To sentence a man to die in prison for something that the federal government gave him permission to do and for something others in his position routinely do is plainly a huge miscarriage of justice. In a Florida prison a retired FBI agent named John Connolly is looking forward to dying behind the walls. Like one of the persons who landed him there, James “Whitey” Bulger, he will leave prison being carried on a stretcher outside to a hearse.
His is a voice crying in the wilderness for justice. His voice is being drowned out by the voices of evil men who wish to have him silenced. It is being drowned out by legal officials about whom G.K. Chesterton had this to say: “not that they are wicked (some of them are good); not that they are stupid (some of them are quite intelligent); it is simply that they have gotten used to it. They simply do not see the prisoner in the dock; all they see is the usual man in the usual place. They do not see the awful court of judgment; they see only their own workshop.”
Those involved in John Connolly’s case do not see him. They sadly have no understanding of his situation. They are too busy to consider his plight. They just accept that he was a corrupt FBI agent.
Connolly’s voice is drowned out by FBI agents, even those who support him, who cling to the idea that the FBI is always right while looking in the face of its wrongful actions. They are unable to face the truth. His voice is drowned out by loud voices in the Boston media continually labelling him as a “corrupt agent” without disclosing their animus toward him. One especially is Howie Carr, a Boston Herald columnist and radio host who carried on a brutal attack on him for his personal financial gain. I fund it ironic that many John Connolly supporters relish Carr’s attacks on others without recognizing those other victims of his poison pen may like Connolly, or Probation Commissioner O’Brien, are being wrongfully attacked.
I don’t consider myself a supporter of John Connolly nor am I related to him in anyway. I know him only because I’ve had a few conversations with him when I was a Deputy DA and he an FBI agent. My main reason for not being a fan of his is that he entered into a compact with two evil men to protect them (keep them safe). In doing this he knowingly hurt others by allowing these villains to prey on them or by working against those who appeared to be a threat to them..
I understand that was part of his job. It was clear that all in his job knew of this. Many in the FBI gladly abetted him in doing it. Any information any collected against these criminals he was handling had to be conveyed to him. While all FBI agents participated with him, almost all walked away from him when the dictate came down from above. They fled from him because he had embarrassed the FBI. (See my book “Don’t Embarrass the Family” for an in-depth understanding of Connolly’s trial and travails.)
Connolly was the FBI handler of two top FBI informants James “Whitey” Bulger and Steven Flemmi. Both were top organized crime figures whose hands dripped with the blood of many they murdered. He handled them as part of the Top Echelon Informant (TEI) program. As their handler it was his job as the agent handling Rossetti said on August 13, 2011 to his TEI “to keep them safe.”
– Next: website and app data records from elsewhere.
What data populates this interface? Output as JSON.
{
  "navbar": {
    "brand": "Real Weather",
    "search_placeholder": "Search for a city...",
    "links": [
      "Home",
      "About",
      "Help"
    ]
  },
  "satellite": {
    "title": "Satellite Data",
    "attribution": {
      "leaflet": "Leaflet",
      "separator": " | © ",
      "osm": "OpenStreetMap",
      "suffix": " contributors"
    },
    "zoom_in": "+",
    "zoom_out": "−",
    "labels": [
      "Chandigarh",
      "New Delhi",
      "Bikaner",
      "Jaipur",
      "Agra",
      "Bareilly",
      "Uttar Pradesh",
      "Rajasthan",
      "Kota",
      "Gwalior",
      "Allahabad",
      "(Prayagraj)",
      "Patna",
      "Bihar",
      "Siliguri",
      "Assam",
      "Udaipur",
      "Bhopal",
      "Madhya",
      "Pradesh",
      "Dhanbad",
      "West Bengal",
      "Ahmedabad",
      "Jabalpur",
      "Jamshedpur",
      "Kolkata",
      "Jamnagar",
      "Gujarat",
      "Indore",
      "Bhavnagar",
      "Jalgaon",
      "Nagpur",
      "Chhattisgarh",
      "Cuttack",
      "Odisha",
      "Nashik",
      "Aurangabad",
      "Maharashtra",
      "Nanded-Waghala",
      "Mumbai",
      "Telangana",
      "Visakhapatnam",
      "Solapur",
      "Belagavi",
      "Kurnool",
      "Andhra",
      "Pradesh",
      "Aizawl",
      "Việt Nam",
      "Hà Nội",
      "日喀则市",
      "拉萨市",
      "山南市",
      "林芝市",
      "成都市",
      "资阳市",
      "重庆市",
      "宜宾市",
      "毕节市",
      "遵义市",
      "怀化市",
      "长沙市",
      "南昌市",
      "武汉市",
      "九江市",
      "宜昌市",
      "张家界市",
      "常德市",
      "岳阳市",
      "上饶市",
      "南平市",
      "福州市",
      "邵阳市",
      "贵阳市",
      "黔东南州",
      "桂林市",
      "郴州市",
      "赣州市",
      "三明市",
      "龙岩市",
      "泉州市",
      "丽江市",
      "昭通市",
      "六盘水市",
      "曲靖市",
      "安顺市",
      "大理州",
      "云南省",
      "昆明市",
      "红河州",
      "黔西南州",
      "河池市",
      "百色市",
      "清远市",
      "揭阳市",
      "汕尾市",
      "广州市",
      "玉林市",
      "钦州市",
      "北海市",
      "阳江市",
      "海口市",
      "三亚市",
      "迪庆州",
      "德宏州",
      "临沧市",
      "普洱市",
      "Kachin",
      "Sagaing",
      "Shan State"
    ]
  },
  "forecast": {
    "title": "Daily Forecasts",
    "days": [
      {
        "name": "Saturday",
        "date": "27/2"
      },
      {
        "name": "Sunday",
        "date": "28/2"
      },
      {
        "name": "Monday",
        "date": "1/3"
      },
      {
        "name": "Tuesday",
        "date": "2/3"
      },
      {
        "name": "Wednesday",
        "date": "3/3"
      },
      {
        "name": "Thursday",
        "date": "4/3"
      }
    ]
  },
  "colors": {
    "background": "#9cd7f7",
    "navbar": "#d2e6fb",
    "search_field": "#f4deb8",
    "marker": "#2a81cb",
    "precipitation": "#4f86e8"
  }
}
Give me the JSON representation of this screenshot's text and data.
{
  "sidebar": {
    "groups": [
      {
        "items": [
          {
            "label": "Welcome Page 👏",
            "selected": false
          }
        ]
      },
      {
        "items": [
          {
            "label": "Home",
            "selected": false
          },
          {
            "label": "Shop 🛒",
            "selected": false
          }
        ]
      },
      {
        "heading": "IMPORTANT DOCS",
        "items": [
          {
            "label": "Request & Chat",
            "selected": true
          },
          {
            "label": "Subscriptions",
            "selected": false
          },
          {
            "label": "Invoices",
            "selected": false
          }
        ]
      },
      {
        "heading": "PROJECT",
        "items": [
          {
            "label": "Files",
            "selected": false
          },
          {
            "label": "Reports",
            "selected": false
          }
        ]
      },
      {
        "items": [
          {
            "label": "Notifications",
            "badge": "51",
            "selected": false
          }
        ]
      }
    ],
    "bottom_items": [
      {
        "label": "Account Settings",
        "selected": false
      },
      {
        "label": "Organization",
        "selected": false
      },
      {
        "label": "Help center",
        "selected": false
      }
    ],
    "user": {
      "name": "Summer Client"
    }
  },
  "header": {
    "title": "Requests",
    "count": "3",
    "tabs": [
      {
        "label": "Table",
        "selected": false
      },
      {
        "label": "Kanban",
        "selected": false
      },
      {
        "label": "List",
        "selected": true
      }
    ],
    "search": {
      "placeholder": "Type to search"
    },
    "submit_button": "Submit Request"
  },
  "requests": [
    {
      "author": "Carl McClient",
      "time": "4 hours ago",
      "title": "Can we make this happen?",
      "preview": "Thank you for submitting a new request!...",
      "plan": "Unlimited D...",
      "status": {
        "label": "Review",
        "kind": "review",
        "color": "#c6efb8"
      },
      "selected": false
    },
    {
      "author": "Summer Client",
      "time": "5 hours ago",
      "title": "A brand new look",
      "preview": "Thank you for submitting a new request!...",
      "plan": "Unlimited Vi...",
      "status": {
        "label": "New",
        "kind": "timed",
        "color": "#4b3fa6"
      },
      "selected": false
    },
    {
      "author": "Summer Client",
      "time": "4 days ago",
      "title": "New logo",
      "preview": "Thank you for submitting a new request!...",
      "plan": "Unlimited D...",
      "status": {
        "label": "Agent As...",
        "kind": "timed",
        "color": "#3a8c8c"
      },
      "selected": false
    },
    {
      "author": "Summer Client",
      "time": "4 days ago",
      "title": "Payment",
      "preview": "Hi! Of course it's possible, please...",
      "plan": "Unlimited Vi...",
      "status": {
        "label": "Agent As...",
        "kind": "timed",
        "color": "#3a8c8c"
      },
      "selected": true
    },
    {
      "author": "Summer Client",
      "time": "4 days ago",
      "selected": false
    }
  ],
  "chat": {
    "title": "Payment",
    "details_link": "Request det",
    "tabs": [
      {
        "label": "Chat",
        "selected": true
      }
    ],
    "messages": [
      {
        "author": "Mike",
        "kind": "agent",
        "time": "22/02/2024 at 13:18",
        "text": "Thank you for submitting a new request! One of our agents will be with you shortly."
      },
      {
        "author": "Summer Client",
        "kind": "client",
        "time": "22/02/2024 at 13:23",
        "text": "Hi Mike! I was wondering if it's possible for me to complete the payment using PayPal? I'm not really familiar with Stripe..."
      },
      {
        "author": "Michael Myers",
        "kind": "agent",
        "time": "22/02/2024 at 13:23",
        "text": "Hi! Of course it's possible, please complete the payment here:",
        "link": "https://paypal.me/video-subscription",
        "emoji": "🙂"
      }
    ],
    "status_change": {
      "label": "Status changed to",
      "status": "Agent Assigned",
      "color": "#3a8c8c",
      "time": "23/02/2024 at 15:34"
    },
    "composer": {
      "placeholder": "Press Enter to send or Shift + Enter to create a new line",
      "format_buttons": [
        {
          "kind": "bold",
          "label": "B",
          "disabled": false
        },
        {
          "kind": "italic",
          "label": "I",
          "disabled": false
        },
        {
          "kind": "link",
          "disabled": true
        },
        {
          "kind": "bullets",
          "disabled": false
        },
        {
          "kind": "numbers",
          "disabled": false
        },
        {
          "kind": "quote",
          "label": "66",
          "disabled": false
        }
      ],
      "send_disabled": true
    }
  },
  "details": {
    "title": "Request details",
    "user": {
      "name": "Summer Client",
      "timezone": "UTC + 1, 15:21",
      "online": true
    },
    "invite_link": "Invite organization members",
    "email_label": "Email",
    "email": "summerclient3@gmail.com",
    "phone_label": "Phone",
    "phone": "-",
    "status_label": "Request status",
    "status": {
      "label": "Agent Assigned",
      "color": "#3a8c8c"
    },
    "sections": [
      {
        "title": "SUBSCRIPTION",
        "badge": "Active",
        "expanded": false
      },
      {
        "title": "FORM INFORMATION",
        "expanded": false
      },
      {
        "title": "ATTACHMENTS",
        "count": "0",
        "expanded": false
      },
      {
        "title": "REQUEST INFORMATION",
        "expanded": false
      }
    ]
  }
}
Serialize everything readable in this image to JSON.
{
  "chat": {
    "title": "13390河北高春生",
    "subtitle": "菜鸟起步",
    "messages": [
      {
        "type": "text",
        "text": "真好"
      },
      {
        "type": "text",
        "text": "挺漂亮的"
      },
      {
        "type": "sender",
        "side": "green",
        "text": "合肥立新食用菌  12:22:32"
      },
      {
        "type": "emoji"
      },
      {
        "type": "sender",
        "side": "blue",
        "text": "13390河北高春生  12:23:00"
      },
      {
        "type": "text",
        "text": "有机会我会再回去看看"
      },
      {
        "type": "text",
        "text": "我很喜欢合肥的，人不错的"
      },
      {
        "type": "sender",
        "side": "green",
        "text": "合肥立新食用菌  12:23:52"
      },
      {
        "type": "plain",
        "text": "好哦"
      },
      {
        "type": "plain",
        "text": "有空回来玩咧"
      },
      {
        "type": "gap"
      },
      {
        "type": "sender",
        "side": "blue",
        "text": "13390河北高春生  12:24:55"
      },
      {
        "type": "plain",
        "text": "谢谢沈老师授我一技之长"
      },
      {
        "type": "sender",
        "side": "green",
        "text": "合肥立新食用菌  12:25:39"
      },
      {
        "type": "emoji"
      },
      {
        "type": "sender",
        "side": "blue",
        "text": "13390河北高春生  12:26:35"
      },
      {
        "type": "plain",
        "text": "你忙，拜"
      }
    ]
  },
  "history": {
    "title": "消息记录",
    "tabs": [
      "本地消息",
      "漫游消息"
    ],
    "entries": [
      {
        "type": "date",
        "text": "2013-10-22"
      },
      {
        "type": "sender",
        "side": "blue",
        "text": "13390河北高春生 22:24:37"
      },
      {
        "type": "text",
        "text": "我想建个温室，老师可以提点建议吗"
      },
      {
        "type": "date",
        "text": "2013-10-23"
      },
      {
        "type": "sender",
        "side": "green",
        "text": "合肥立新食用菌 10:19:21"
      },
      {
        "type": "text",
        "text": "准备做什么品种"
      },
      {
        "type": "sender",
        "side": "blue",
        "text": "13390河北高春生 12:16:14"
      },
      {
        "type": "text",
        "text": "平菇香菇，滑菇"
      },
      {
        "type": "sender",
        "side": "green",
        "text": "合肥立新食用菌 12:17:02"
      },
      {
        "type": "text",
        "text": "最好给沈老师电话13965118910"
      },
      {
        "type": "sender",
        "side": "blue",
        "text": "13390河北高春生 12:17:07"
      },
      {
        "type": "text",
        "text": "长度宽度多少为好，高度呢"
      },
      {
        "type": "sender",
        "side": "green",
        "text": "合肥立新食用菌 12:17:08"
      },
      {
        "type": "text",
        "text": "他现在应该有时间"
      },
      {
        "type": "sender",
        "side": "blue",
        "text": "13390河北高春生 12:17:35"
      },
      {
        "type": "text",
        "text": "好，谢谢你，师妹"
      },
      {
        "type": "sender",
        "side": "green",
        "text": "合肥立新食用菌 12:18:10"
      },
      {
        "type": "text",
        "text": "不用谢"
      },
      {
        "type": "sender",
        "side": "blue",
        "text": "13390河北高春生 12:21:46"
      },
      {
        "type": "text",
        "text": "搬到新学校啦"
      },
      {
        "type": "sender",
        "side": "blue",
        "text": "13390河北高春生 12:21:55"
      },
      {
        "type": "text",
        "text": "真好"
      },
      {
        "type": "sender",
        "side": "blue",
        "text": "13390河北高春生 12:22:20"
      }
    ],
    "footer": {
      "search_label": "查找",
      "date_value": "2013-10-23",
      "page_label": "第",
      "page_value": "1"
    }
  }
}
John Connolly job in the FBI was to operate persons designated as TEIs. It was said he had at least ten of them. The TEI program was started before he became an FBI agent in the early 1960s by J. Edgar Hoover. The program still exists. That it does will forever be a blemish on the FBI’s reputation. The idea behind it is for an agent to find high level criminals with access to information on other high level criminals and to develop a long-term relationship with them so that they will provide information to the FBI against the others. To do that it is important that they be protected and kept on the street.
In other words the FBI has a program that favors some vicious criminals over the others. It is designed is to ensure its favored vicious criminals remain free to commit crimes while providing information to it. I find the idea that criminals are protected so that they can victimize people a perversion of justice. I am unable to understand by what right the FBI across the nation protects major criminals and their enterprises while they victimized other people. While John Connolly’s informants were murdering innocent people and fellow criminals who they thought presented a threat to them Connolly and his fellow FBI agents were doing their best to keep them safe so they could continue their murderous ways.